**Task goal**
The data below should be copied over with complete accuracy.

**The records**
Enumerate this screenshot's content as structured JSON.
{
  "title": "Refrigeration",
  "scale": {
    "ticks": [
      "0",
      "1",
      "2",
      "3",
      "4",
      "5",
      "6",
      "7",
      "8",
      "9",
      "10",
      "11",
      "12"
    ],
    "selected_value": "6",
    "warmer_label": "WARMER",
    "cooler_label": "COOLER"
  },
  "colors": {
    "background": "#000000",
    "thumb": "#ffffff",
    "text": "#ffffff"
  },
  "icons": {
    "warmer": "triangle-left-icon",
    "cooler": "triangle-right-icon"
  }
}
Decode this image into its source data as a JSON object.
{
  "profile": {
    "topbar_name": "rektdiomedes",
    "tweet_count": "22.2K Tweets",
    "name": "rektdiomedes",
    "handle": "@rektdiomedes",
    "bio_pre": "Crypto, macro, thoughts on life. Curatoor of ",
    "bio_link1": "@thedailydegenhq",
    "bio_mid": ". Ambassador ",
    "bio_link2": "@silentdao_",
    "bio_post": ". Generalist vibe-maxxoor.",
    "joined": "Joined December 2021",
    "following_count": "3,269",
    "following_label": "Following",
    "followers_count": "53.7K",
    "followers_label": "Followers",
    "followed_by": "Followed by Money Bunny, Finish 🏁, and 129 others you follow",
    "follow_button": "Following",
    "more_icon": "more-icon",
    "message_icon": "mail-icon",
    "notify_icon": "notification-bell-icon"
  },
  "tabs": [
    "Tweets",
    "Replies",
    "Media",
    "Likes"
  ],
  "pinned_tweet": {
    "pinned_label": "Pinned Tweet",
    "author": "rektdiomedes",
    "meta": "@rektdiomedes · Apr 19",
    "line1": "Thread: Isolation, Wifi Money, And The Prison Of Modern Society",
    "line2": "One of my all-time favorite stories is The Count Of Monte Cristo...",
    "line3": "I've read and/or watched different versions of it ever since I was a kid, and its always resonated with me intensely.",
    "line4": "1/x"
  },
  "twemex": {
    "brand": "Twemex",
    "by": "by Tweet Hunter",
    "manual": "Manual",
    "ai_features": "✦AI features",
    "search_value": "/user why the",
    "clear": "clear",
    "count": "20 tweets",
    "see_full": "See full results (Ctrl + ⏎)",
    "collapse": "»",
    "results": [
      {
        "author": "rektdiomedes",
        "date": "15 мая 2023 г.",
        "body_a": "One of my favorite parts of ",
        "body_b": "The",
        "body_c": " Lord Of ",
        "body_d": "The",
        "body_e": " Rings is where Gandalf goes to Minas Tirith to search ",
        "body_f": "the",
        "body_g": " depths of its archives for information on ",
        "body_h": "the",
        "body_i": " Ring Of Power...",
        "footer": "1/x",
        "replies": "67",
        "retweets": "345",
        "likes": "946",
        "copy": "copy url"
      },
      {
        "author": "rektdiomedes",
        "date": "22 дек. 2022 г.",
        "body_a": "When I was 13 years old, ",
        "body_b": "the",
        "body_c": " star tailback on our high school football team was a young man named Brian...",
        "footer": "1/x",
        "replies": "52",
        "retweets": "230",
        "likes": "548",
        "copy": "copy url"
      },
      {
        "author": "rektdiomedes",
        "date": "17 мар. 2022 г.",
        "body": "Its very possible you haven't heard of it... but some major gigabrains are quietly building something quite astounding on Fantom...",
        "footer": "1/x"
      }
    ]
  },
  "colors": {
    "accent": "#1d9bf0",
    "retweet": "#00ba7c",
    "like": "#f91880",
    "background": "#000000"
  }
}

**Answer for the task**
Enumerate this screenshot's content as structured JSON.
{
  "title": "Refrigeration",
  "scale": {
    "ticks": [
      "0",
      "1",
      "2",
      "3",
      "4",
      "5",
      "6",
      "7",
      "8",
      "9",
      "10",
      "11",
      "12"
    ],
    "selected_value": "6",
    "warmer_label": "WARMER",
    "cooler_label": "COOLER"
  },
  "colors": {
    "background": "#000000",
    "thumb": "#ffffff",
    "text": "#ffffff"
  },
  "icons": {
    "warmer": "triangle-left-icon",
    "cooler": "triangle-right-icon"
  }
}
Decode this image into its source data as a JSON object.
{
  "profile": {
    "topbar_name": "rektdiomedes",
    "tweet_count": "22.2K Tweets",
    "name": "rektdiomedes",
    "handle": "@rektdiomedes",
    "bio_pre": "Crypto, macro, thoughts on life. Curatoor of ",
    "bio_link1": "@thedailydegenhq",
    "bio_mid": ". Ambassador ",
    "bio_link2": "@silentdao_",
    "bio_post": ". Generalist vibe-maxxoor.",
    "joined": "Joined December 2021",
    "following_count": "3,269",
    "following_label": "Following",
    "followers_count": "53.7K",
    "followers_label": "Followers",
    "followed_by": "Followed by Money Bunny, Finish 🏁, and 129 others you follow",
    "follow_button": "Following",
    "more_icon": "more-icon",
    "message_icon": "mail-icon",
    "notify_icon": "notification-bell-icon"
  },
  "tabs": [
    "Tweets",
    "Replies",
    "Media",
    "Likes"
  ],
  "pinned_tweet": {
    "pinned_label": "Pinned Tweet",
    "author": "rektdiomedes",
    "meta": "@rektdiomedes · Apr 19",
    "line1": "Thread: Isolation, Wifi Money, And The Prison Of Modern Society",
    "line2": "One of my all-time favorite stories is The Count Of Monte Cristo...",
    "line3": "I've read and/or watched different versions of it ever since I was a kid, and its always resonated with me intensely.",
    "line4": "1/x"
  },
  "twemex": {
    "brand": "Twemex",
    "by": "by Tweet Hunter",
    "manual": "Manual",
    "ai_features": "✦AI features",
    "search_value": "/user why the",
    "clear": "clear",
    "count": "20 tweets",
    "see_full": "See full results (Ctrl + ⏎)",
    "collapse": "»",
    "results": [
      {
        "author": "rektdiomedes",
        "date": "15 мая 2023 г.",
        "body_a": "One of my favorite parts of ",
        "body_b": "The",
        "body_c": " Lord Of ",
        "body_d": "The",
        "body_e": " Rings is where Gandalf goes to Minas Tirith to search ",
        "body_f": "the",
        "body_g": " depths of its archives for information on ",
        "body_h": "the",
        "body_i": " Ring Of Power...",
        "footer": "1/x",
        "replies": "67",
        "retweets": "345",
        "likes": "946",
        "copy": "copy url"
      },
      {
        "author": "rektdiomedes",
        "date": "22 дек. 2022 г.",
        "body_a": "When I was 13 years old, ",
        "body_b": "the",
        "body_c": " star tailback on our high school football team was a young man named Brian...",
        "footer": "1/x",
        "replies": "52",
        "retweets": "230",
        "likes": "548",
        "copy": "copy url"
      },
      {
        "author": "rektdiomedes",
        "date": "17 мар. 2022 г.",
        "body": "Its very possible you haven't heard of it... but some major gigabrains are quietly building something quite astounding on Fantom...",
        "footer": "1/x"
      }
    ]
  },
  "colors": {
    "accent": "#1d9bf0",
    "retweet": "#00ba7c",
    "like": "#f91880",
    "background": "#000000"
  }
}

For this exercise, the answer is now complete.